WHAT IS NEEDED: Your answer should be every line of the records that contains the word "true".

*** EXERCISE DATA Section Begins ***

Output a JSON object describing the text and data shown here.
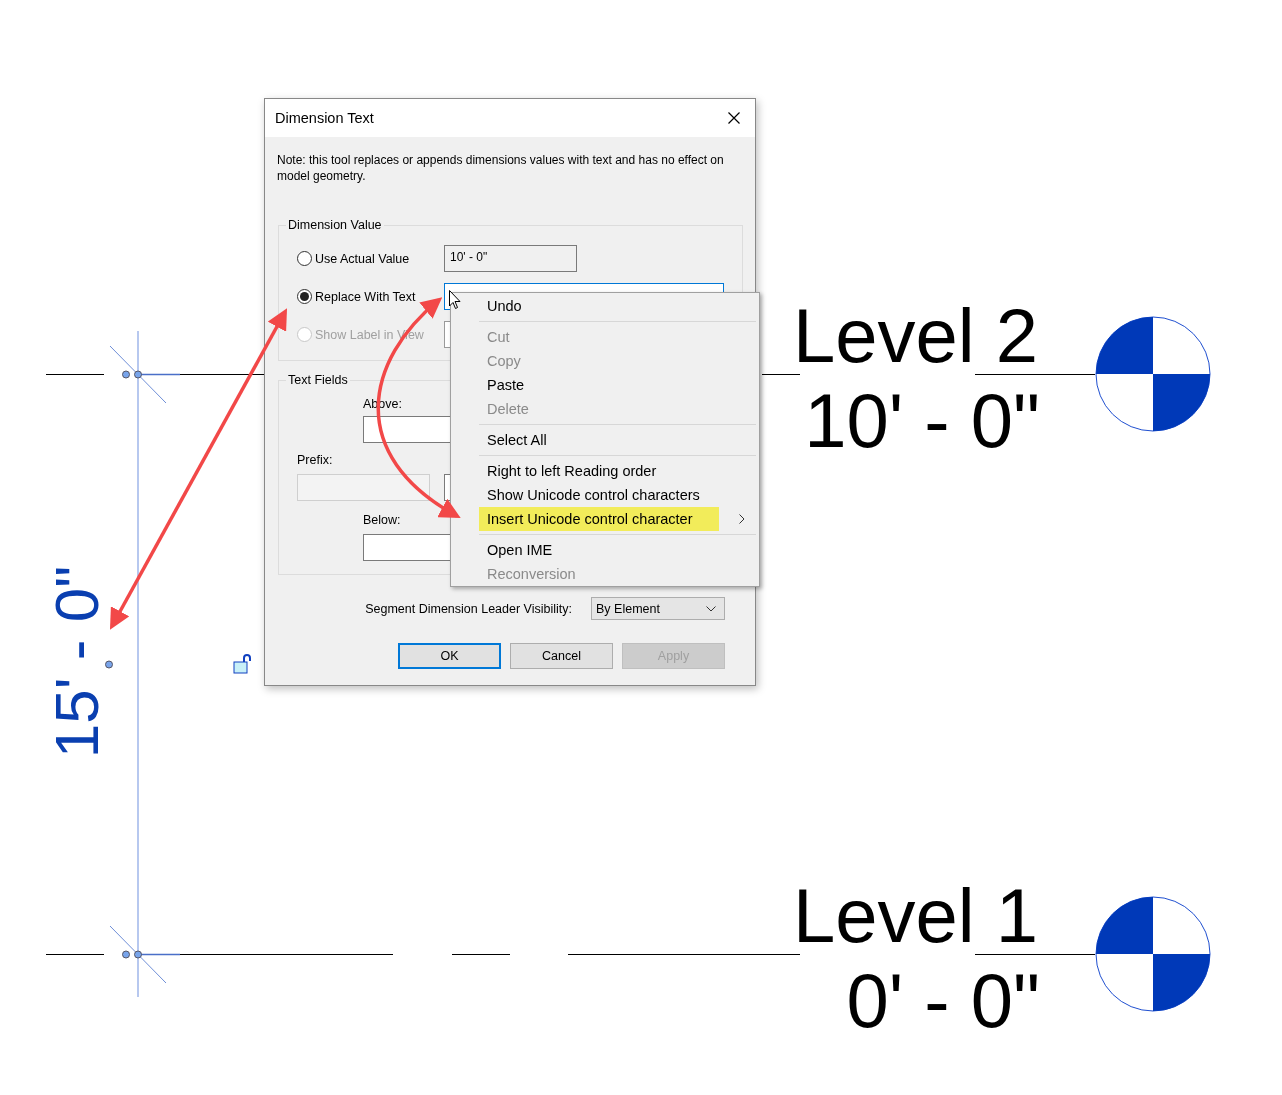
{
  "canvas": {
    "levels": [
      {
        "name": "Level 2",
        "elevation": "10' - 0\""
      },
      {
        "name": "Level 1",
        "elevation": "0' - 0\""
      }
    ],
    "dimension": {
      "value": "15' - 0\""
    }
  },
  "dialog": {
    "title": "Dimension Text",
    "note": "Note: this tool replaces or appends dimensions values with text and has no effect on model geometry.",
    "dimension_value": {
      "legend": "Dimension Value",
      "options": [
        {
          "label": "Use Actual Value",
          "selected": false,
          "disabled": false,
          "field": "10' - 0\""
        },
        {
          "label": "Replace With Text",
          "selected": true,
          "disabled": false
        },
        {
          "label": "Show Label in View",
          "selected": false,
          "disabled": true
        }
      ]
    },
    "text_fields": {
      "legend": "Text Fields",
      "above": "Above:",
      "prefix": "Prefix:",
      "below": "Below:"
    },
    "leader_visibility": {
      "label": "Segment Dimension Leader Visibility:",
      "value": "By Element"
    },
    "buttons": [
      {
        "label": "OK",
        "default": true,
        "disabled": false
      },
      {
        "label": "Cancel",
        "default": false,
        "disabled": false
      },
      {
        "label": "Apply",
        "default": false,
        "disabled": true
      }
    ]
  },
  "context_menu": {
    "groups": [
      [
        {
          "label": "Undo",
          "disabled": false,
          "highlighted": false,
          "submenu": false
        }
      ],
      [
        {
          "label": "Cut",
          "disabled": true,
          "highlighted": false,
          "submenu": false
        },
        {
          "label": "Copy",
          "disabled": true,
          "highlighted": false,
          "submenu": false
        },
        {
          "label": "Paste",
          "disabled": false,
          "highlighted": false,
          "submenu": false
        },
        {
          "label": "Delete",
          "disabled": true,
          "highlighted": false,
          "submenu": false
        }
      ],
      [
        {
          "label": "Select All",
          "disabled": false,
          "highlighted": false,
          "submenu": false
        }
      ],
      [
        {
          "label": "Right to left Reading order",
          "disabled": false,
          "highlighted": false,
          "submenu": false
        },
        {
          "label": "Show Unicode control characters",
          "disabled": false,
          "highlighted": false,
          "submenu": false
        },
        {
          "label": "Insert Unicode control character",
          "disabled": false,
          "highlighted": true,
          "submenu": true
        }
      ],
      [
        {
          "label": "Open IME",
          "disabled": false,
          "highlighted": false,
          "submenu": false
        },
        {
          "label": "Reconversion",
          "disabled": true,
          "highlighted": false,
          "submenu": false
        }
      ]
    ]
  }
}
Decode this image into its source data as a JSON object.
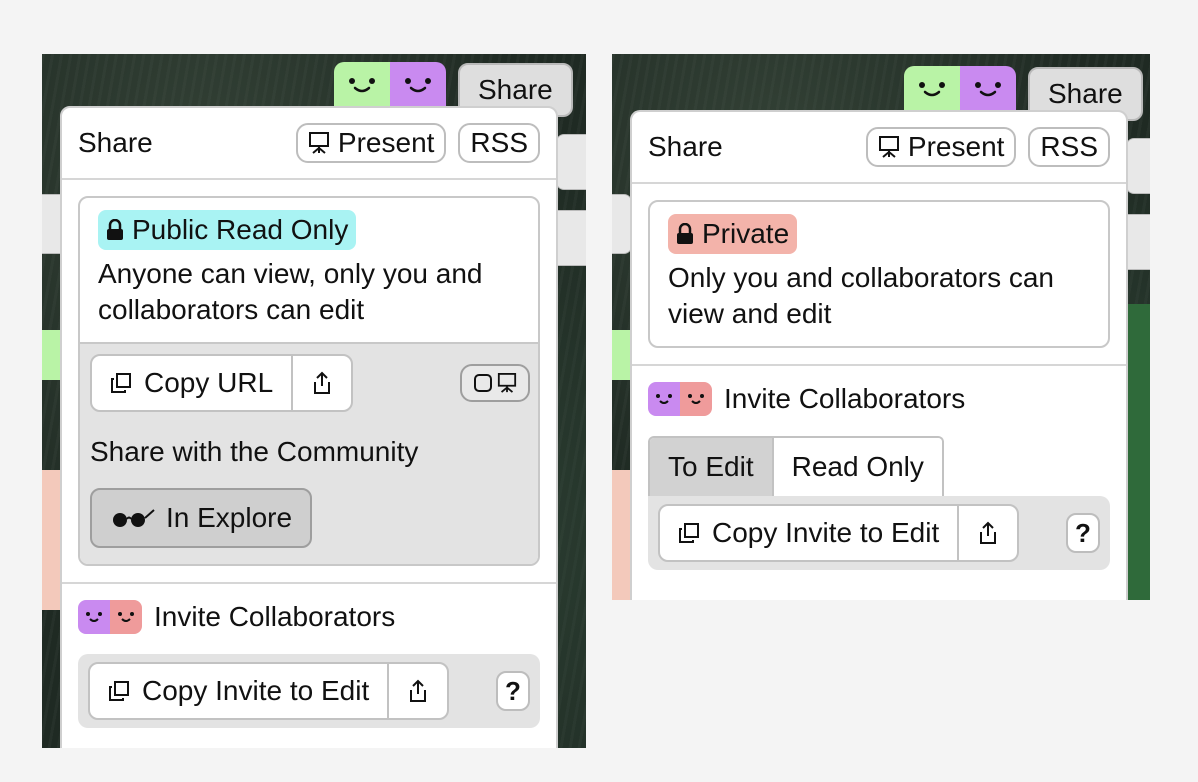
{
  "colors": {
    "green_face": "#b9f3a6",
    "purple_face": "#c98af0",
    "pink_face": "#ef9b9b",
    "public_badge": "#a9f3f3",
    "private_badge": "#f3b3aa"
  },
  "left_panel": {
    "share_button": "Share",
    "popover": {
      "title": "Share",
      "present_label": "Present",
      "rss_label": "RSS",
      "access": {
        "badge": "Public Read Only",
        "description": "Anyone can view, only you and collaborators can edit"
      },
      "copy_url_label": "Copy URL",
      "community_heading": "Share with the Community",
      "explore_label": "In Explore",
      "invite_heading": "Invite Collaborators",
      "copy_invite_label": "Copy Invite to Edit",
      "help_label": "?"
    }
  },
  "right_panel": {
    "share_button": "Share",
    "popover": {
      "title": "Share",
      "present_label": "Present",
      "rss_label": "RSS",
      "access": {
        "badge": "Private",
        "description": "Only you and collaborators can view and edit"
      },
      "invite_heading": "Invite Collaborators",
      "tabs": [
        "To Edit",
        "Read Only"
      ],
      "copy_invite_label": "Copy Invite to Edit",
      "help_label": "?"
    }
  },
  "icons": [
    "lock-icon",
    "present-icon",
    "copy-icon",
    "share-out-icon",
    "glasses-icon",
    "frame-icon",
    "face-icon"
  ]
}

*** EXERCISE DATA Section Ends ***

EXPECTED ANSWER:
          "selected": true,
          "disabled": true
        "default": true,
        "disabled": true
          "disabled": true,
          "disabled": true,
          "disabled": true,
          "highlighted": true,
          "submenu": true
          "disabled": true,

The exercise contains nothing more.